(The records begins)

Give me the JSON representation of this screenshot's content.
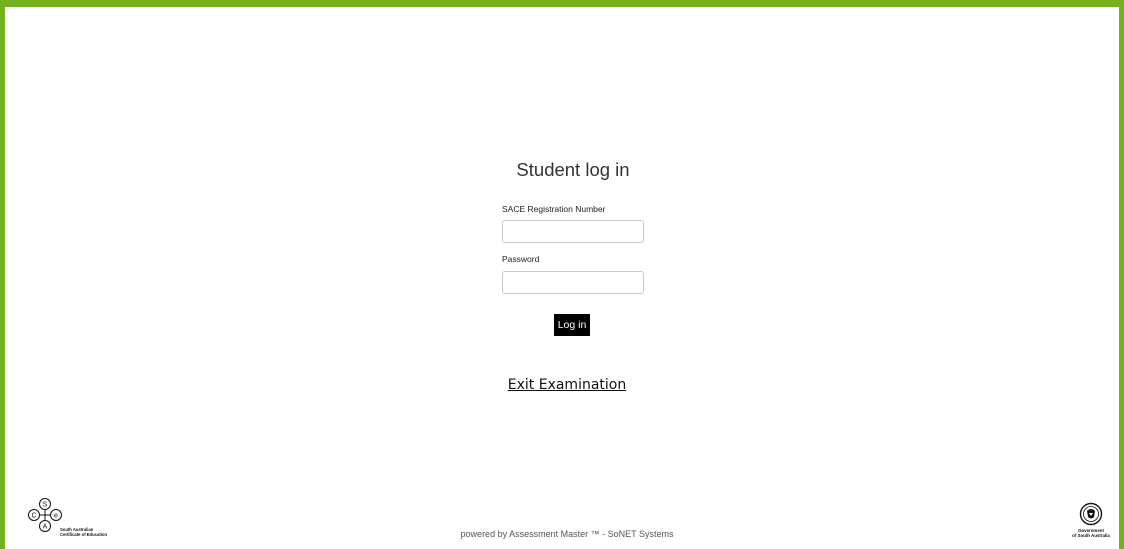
{
  "login": {
    "title": "Student log in",
    "registration_label": "SACE Registration Number",
    "registration_value": "",
    "password_label": "Password",
    "password_value": "",
    "submit_label": "Log in"
  },
  "exit_link": "Exit Examination",
  "footer": {
    "powered_by": "powered by Assessment Master ™ - SoNET Systems"
  },
  "logos": {
    "sace": {
      "letters": [
        "S",
        "C",
        "e",
        "A"
      ],
      "line1": "South Australian",
      "line2": "Certificate of Education"
    },
    "government": {
      "line1": "Government",
      "line2": "of South Australia"
    }
  },
  "colors": {
    "frame": "#74b11c",
    "button": "#000000",
    "button_text": "#ffffff"
  },
  "icons": {
    "sace": "sace-logo-icon",
    "government": "gov-sa-crest-icon"
  }
}
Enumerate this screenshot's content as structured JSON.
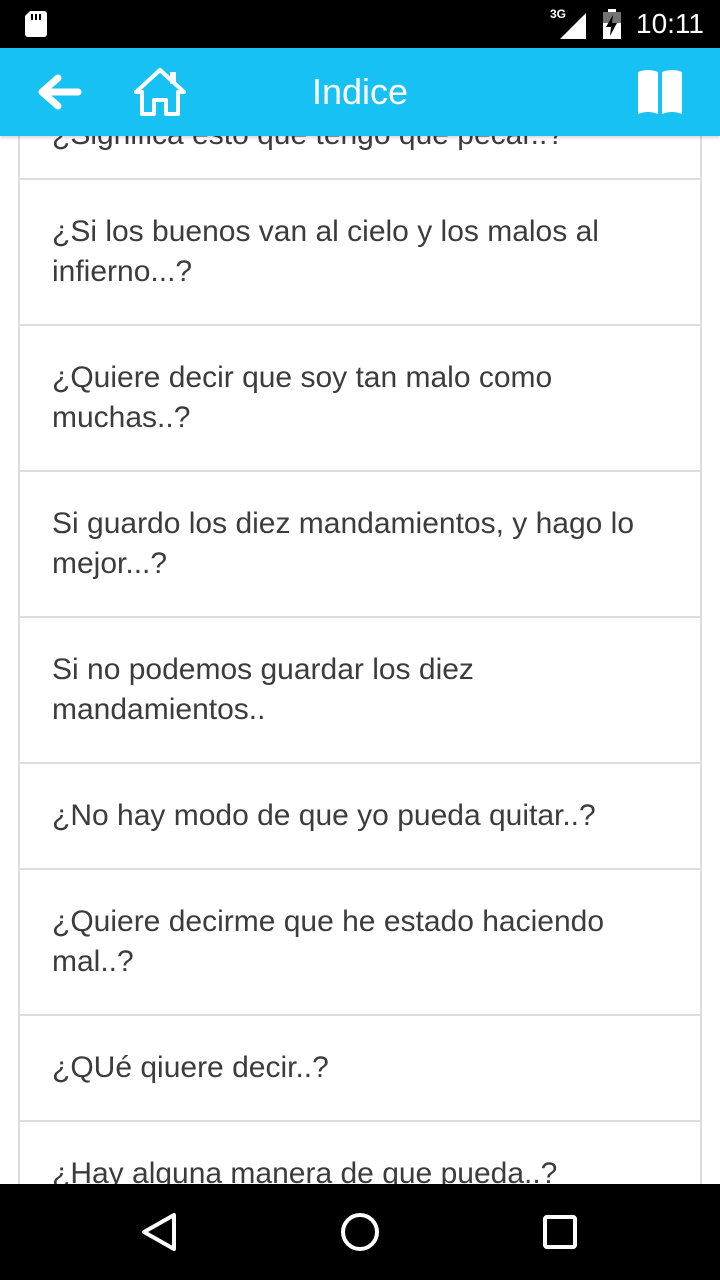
{
  "status_bar": {
    "network": "3G",
    "time": "10:11"
  },
  "app_bar": {
    "title": "Indice",
    "back_icon": "arrow-left-icon",
    "home_icon": "home-icon",
    "book_icon": "book-icon"
  },
  "list": {
    "items": [
      {
        "label": "¿Significa esto que tengo que pecar..?"
      },
      {
        "label": "¿Si los buenos van al cielo y los malos al infierno...?"
      },
      {
        "label": "¿Quiere decir que soy tan malo como muchas..?"
      },
      {
        "label": "Si guardo los diez mandamientos, y hago lo mejor...?"
      },
      {
        "label": "Si no podemos guardar los diez mandamientos.."
      },
      {
        "label": "¿No hay modo de que yo pueda quitar..?"
      },
      {
        "label": "¿Quiere decirme que he estado haciendo mal..?"
      },
      {
        "label": "¿QUé qiuere decir..?"
      },
      {
        "label": "¿Hay alguna manera de que pueda..?"
      }
    ]
  },
  "nav_bar": {
    "back": "triangle-back-icon",
    "home": "circle-home-icon",
    "recents": "square-recents-icon"
  }
}
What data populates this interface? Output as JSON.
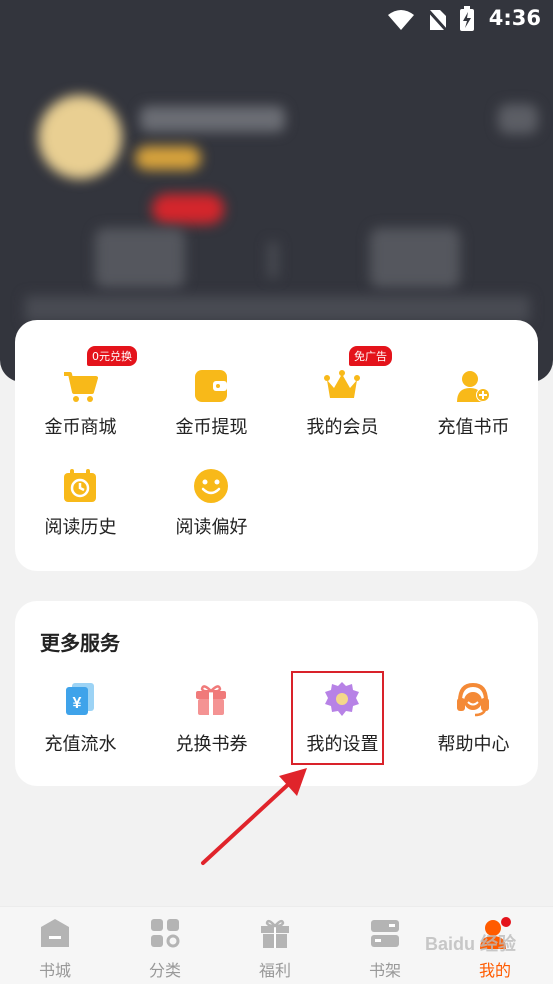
{
  "status_bar": {
    "time": "4:36"
  },
  "quick_grid": {
    "items": [
      {
        "label": "金币商城",
        "tag": "0元兑换",
        "icon": "cart-icon"
      },
      {
        "label": "金币提现",
        "icon": "wallet-icon"
      },
      {
        "label": "我的会员",
        "tag": "免广告",
        "icon": "crown-icon"
      },
      {
        "label": "充值书币",
        "icon": "add-user-icon"
      },
      {
        "label": "阅读历史",
        "icon": "calendar-history-icon"
      },
      {
        "label": "阅读偏好",
        "icon": "smile-icon"
      }
    ]
  },
  "more_services": {
    "title": "更多服务",
    "items": [
      {
        "label": "充值流水",
        "icon": "yuan-card-icon"
      },
      {
        "label": "兑换书券",
        "icon": "gift-icon"
      },
      {
        "label": "我的设置",
        "icon": "gear-icon"
      },
      {
        "label": "帮助中心",
        "icon": "headset-icon"
      }
    ]
  },
  "tabbar": {
    "tabs": [
      {
        "label": "书城",
        "icon": "store-icon"
      },
      {
        "label": "分类",
        "icon": "category-icon"
      },
      {
        "label": "福利",
        "icon": "gift-icon"
      },
      {
        "label": "书架",
        "icon": "bookshelf-icon"
      },
      {
        "label": "我的",
        "icon": "profile-icon",
        "active": true
      }
    ]
  },
  "watermark": "Baidu 经验",
  "colors": {
    "accent": "#ff5b00",
    "icon_yellow": "#f8b919",
    "tag_red": "#e4131b",
    "header_bg": "#33353d",
    "highlight": "#d9222a"
  }
}
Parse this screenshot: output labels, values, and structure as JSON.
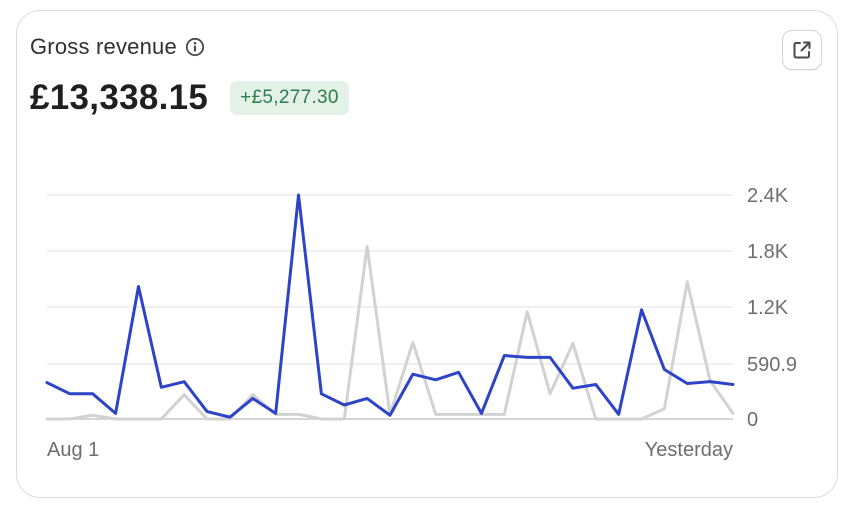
{
  "header": {
    "title": "Gross revenue",
    "info_icon": "info-icon",
    "external_icon": "external-link-icon"
  },
  "summary": {
    "value": "£13,338.15",
    "delta": "+£5,277.30"
  },
  "colors": {
    "current_series": "#2d44c8",
    "comparison_series": "#d2d2d2",
    "delta_text": "#2e7d4f",
    "delta_bg": "#e3f1e6"
  },
  "chart_data": {
    "type": "line",
    "x_labels": [
      "Aug 1",
      "Yesterday"
    ],
    "y_ticks": [
      "2.4K",
      "1.8K",
      "1.2K",
      "590.9",
      "0"
    ],
    "ylim": [
      0,
      2400
    ],
    "grid": true,
    "series": [
      {
        "values": [
          390,
          270,
          270,
          60,
          1420,
          340,
          400,
          80,
          20,
          220,
          60,
          2400,
          270,
          150,
          220,
          40,
          480,
          420,
          500,
          60,
          680,
          660,
          660,
          330,
          370,
          50,
          1170,
          530,
          380,
          400,
          370
        ]
      },
      {
        "values": [
          0,
          0,
          40,
          0,
          0,
          0,
          260,
          0,
          0,
          260,
          50,
          50,
          0,
          0,
          1850,
          50,
          820,
          50,
          50,
          50,
          50,
          1150,
          270,
          810,
          0,
          0,
          0,
          110,
          1470,
          410,
          60
        ]
      }
    ]
  }
}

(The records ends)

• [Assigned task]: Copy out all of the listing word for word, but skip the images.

• [Your solution]:
Give me the JSON representation of this screenshot's content.
{
  "login": {
    "title": "Student log in",
    "registration_label": "SACE Registration Number",
    "registration_value": "",
    "password_label": "Password",
    "password_value": "",
    "submit_label": "Log in"
  },
  "exit_link": "Exit Examination",
  "footer": {
    "powered_by": "powered by Assessment Master ™ - SoNET Systems"
  },
  "logos": {
    "sace": {
      "letters": [
        "S",
        "C",
        "e",
        "A"
      ],
      "line1": "South Australian",
      "line2": "Certificate of Education"
    },
    "government": {
      "line1": "Government",
      "line2": "of South Australia"
    }
  },
  "colors": {
    "frame": "#74b11c",
    "button": "#000000",
    "button_text": "#ffffff"
  },
  "icons": {
    "sace": "sace-logo-icon",
    "government": "gov-sa-crest-icon"
  }
}
Enumerate this screenshot's content as structured JSON.
{
  "status_bar": {
    "network": "3G",
    "time": "10:11"
  },
  "app_bar": {
    "title": "Indice",
    "back_icon": "arrow-left-icon",
    "home_icon": "home-icon",
    "book_icon": "book-icon"
  },
  "list": {
    "items": [
      {
        "label": "¿Significa esto que tengo que pecar..?"
      },
      {
        "label": "¿Si los buenos van al cielo y los malos al infierno...?"
      },
      {
        "label": "¿Quiere decir que soy tan malo como muchas..?"
      },
      {
        "label": "Si guardo los diez mandamientos, y hago lo mejor...?"
      },
      {
        "label": "Si no podemos guardar los diez mandamientos.."
      },
      {
        "label": "¿No hay modo de que yo pueda quitar..?"
      },
      {
        "label": "¿Quiere decirme que he estado haciendo mal..?"
      },
      {
        "label": "¿QUé qiuere decir..?"
      },
      {
        "label": "¿Hay alguna manera de que pueda..?"
      }
    ]
  },
  "nav_bar": {
    "back": "triangle-back-icon",
    "home": "circle-home-icon",
    "recents": "square-recents-icon"
  }
}
What data populates this interface? Output as JSON.
{
  "status_bar": {
    "time": "4:36"
  },
  "quick_grid": {
    "items": [
      {
        "label": "金币商城",
        "tag": "0元兑换",
        "icon": "cart-icon"
      },
      {
        "label": "金币提现",
        "icon": "wallet-icon"
      },
      {
        "label": "我的会员",
        "tag": "免广告",
        "icon": "crown-icon"
      },
      {
        "label": "充值书币",
        "icon": "add-user-icon"
      },
      {
        "label": "阅读历史",
        "icon": "calendar-history-icon"
      },
      {
        "label": "阅读偏好",
        "icon": "smile-icon"
      }
    ]
  },
  "more_services": {
    "title": "更多服务",
    "items": [
      {
        "label": "充值流水",
        "icon": "yuan-card-icon"
      },
      {
        "label": "兑换书券",
        "icon": "gift-icon"
      },
      {
        "label": "我的设置",
        "icon": "gear-icon"
      },
      {
        "label": "帮助中心",
        "icon": "headset-icon"
      }
    ]
  },
  "tabbar": {
    "tabs": [
      {
        "label": "书城",
        "icon": "store-icon"
      },
      {
        "label": "分类",
        "icon": "category-icon"
      },
      {
        "label": "福利",
        "icon": "gift-icon"
      },
      {
        "label": "书架",
        "icon": "bookshelf-icon"
      },
      {
        "label": "我的",
        "icon": "profile-icon",
        "active": true
      }
    ]
  },
  "watermark": "Baidu 经验",
  "colors": {
    "accent": "#ff5b00",
    "icon_yellow": "#f8b919",
    "tag_red": "#e4131b",
    "header_bg": "#33353d",
    "highlight": "#d9222a"
  }
}
Parse this screenshot: output labels, values, and structure as JSON.
{
  "header": {
    "title": "Gross revenue",
    "info_icon": "info-icon",
    "external_icon": "external-link-icon"
  },
  "summary": {
    "value": "£13,338.15",
    "delta": "+£5,277.30"
  },
  "colors": {
    "current_series": "#2d44c8",
    "comparison_series": "#d2d2d2",
    "delta_text": "#2e7d4f",
    "delta_bg": "#e3f1e6"
  },
  "chart_data": {
    "type": "line",
    "x_labels": [
      "Aug 1",
      "Yesterday"
    ],
    "y_ticks": [
      "2.4K",
      "1.8K",
      "1.2K",
      "590.9",
      "0"
    ],
    "ylim": [
      0,
      2400
    ],
    "grid": true,
    "series": [
      {
        "values": [
          390,
          270,
          270,
          60,
          1420,
          340,
          400,
          80,
          20,
          220,
          60,
          2400,
          270,
          150,
          220,
          40,
          480,
          420,
          500,
          60,
          680,
          660,
          660,
          330,
          370,
          50,
          1170,
          530,
          380,
          400,
          370
        ]
      },
      {
        "values": [
          0,
          0,
          40,
          0,
          0,
          0,
          260,
          0,
          0,
          260,
          50,
          50,
          0,
          0,
          1850,
          50,
          820,
          50,
          50,
          50,
          50,
          1150,
          270,
          810,
          0,
          0,
          0,
          110,
          1470,
          410,
          60
        ]
      }
    ]
  }
}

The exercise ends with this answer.